October 10, 2011 – Pertman was interviewed on America’s Radio News Network; he discussed how millions of people are touched by adoption and how it is transforming our country. To hear the interview, go to: http://bit.ly/w2msWw.

October 6, 2011 – Pertman was featured on an ABC Nightline segment that focused on the life of Steve Jobs and addressed the question of nature vs. nurture; that is, did the fact that Jobs was adopted affect his success? To view the segment, go to: http://abcn.ws/rXCDlg.

September 27, 2011 -WomensRadio aired an interview with Pertman entitled, “The Adoption Revolution.” To listen to the interview, go to: http://bit.ly/per0Oy.

September 16, 2011 – “Mothering in the Middle,” a blog for new mid-life mothers, posted an excerpt from Pertman’s new book, Adoption Nation, entitled “Don’t Whisper, Don’t Lie – It’s Not a Secret Anymore.”  To read the excerpt, go to: http://bit.ly/nzFgxv.

September 15, 2011 – A commentary by Executive Director Adam Pertman – entitled “With So Many Kids Who Need Families, Why Are We Rejecting Parents?” – appeared in the Huffington Post. To read the commentary, go to: http://huff.to/p5Jjjn.

August 26, 2011 – Executive Director Adam Pertman was quoted in “The Ethicist” column in the New York.

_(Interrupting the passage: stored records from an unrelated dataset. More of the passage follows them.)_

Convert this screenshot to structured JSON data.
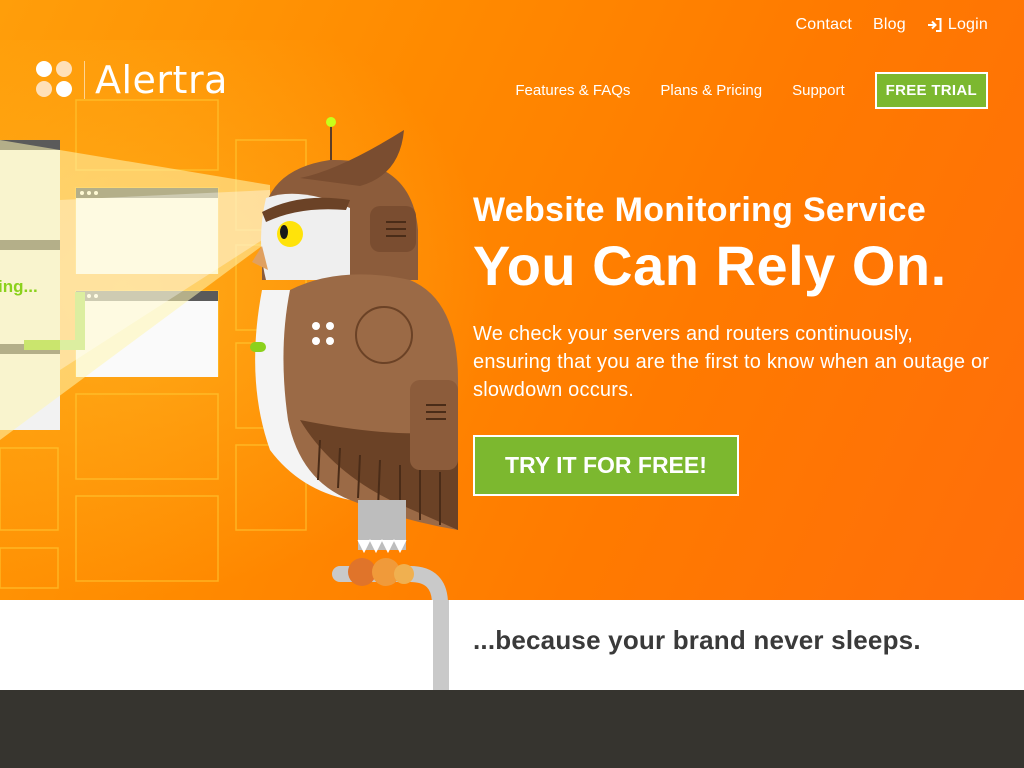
{
  "brand": {
    "name": "Alertra",
    "logo_colors": [
      "#ffffff",
      "#ffffff",
      "#ffd9a8",
      "#ffffff"
    ]
  },
  "topnav": {
    "contact": "Contact",
    "blog": "Blog",
    "login": "Login",
    "login_icon": "login-icon"
  },
  "mainnav": {
    "features": "Features & FAQs",
    "pricing": "Plans & Pricing",
    "support": "Support",
    "free_trial": "FREE TRIAL"
  },
  "hero": {
    "headline": "Website Monitoring Service",
    "subheadline": "You Can Rely On.",
    "description": "We check your servers and routers continuously, ensuring that you are the first to know when an outage or slowdown occurs.",
    "cta": "TRY IT FOR FREE!",
    "screen_text": "ing..."
  },
  "tagline": "...because your brand never sleeps.",
  "colors": {
    "orange": "#ff8400",
    "green": "#7cb82f",
    "dark": "#36342f",
    "owl_brown": "#9b6a46"
  }
}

To read the column, go to: http://www.nytimes.com/2011/08/28/magazine/the-ethicist-secret-history.html?_r=1&scp=1&sq=pertman&st=cse

August 19, 2011 – Pertman appeared on the Today show discussing birthfather rights as a preview for a Dateline segment on a contested adoption. To see the Dateline segment, go to: http://www.msnbc.msn.com/id/3032600/#44209050.

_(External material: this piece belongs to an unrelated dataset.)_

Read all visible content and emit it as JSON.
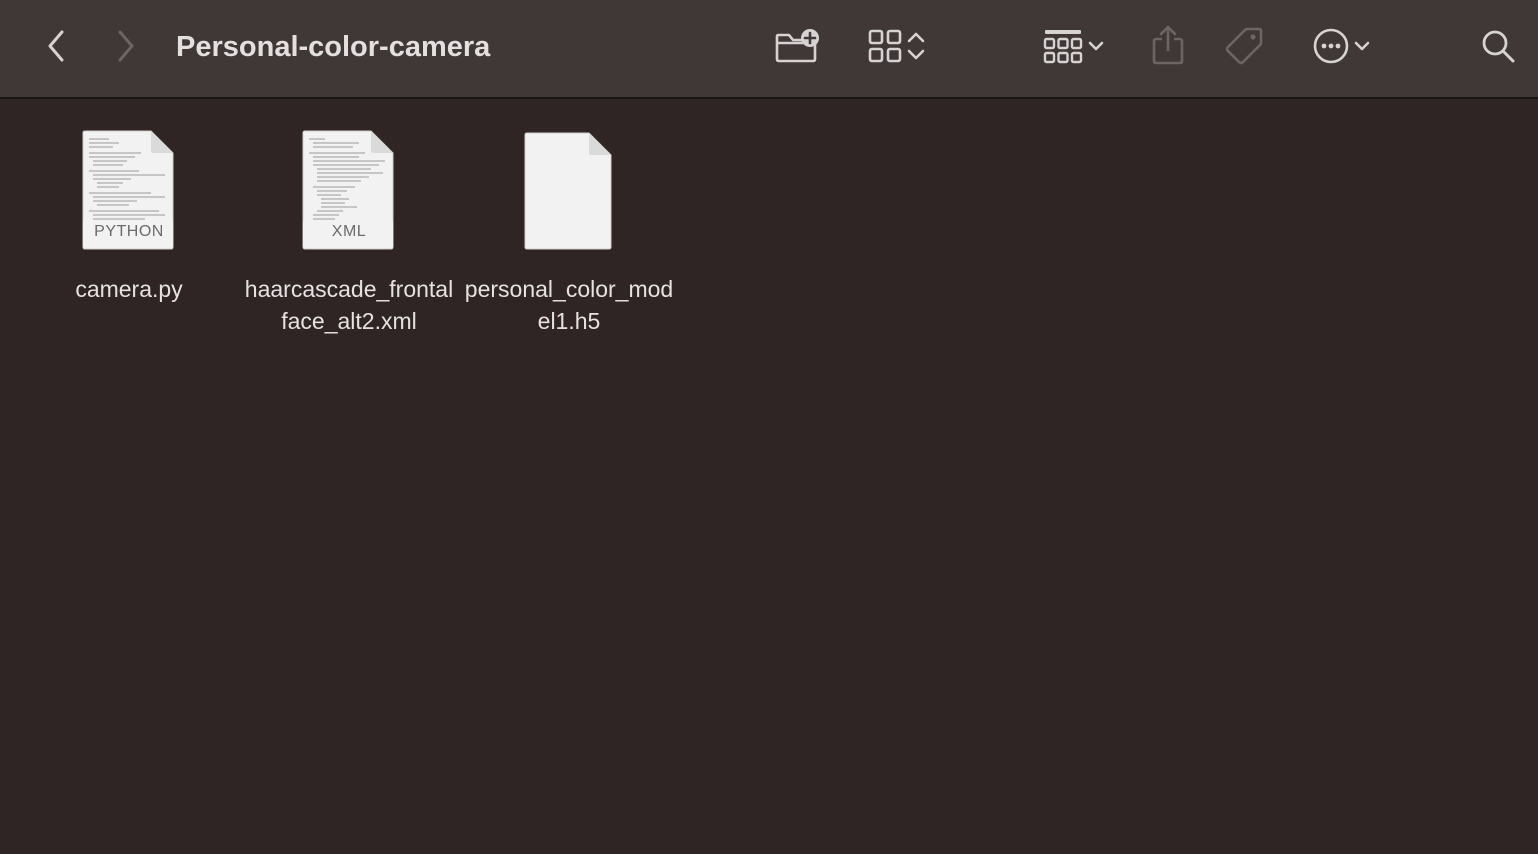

August 16, 2011 – Pertman is featured in an ABC News article about a mother and daughter who were reunited after being victims of an adoption scam 34 years earlier. To read the article, go to: http://abcnews.go.com/Health/seymour-fenichel-baby-mother-reunited-34-years-adoption/story?id=14314781.

August 15, 2011 – Pertman was interviewed by Armin Brott, a well-known parenting expert on his “Positive Parenting” show. To hear the interview, go to: http://www.mrdad.com/radio/2011/08/15/the-adoption-revolution-finding-your-perfect-family-size/.

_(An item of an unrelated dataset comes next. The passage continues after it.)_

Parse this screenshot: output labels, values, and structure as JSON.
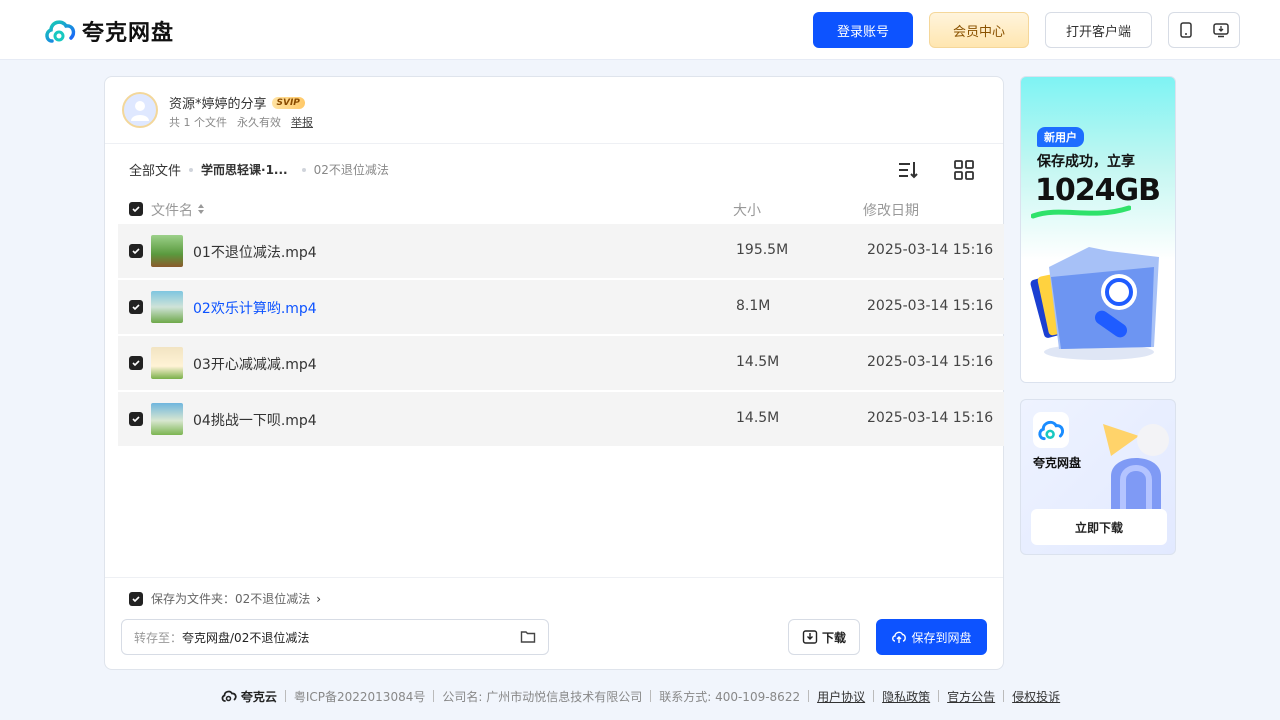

August 2, 2011 – In a Minneapolis StarTribune article, “New Challenges Unite Adult Adoptees,” Pertman discussed how adoption was once “a secretive, shame-filled, stigmatized process.” To read more, go to: http://www.startribune.com/lifestyle/126529928.html.

August 1, 2011 – Adoption Nation was recognized in an article published in Bay Windows entitled “10 books every LGBT parent should read.” To read the article, go to: http://tinyurl.com/TenBooks.

July 27, 2011 – In an article on ABC News, “Graying Adoptees Still Searching for Their Identities,” Pertman discussed the need for adult adoptees to have access to their original birth certificates. To read the article, go to: http://abcnews.go.com/Health/MindMoodNews/adult-adoptees-fight-access-original-birth-certificates/story?id=11230246.

July 6, 2011 – Pertman was interviewed by Patt Morrison NPR show in Southern California discussing the research that supports adult adoptee access. To listen to the interview, go to: http://bit.ly/n1OHX3.

July, 2011 – Pertman and his newly released book, Adoption Nation, were featured in the July issue of Adoption Today magazine in an article entitled, “A Revolution in the Family.” To read the article, go to: http://tinyurl.com/ATPertman.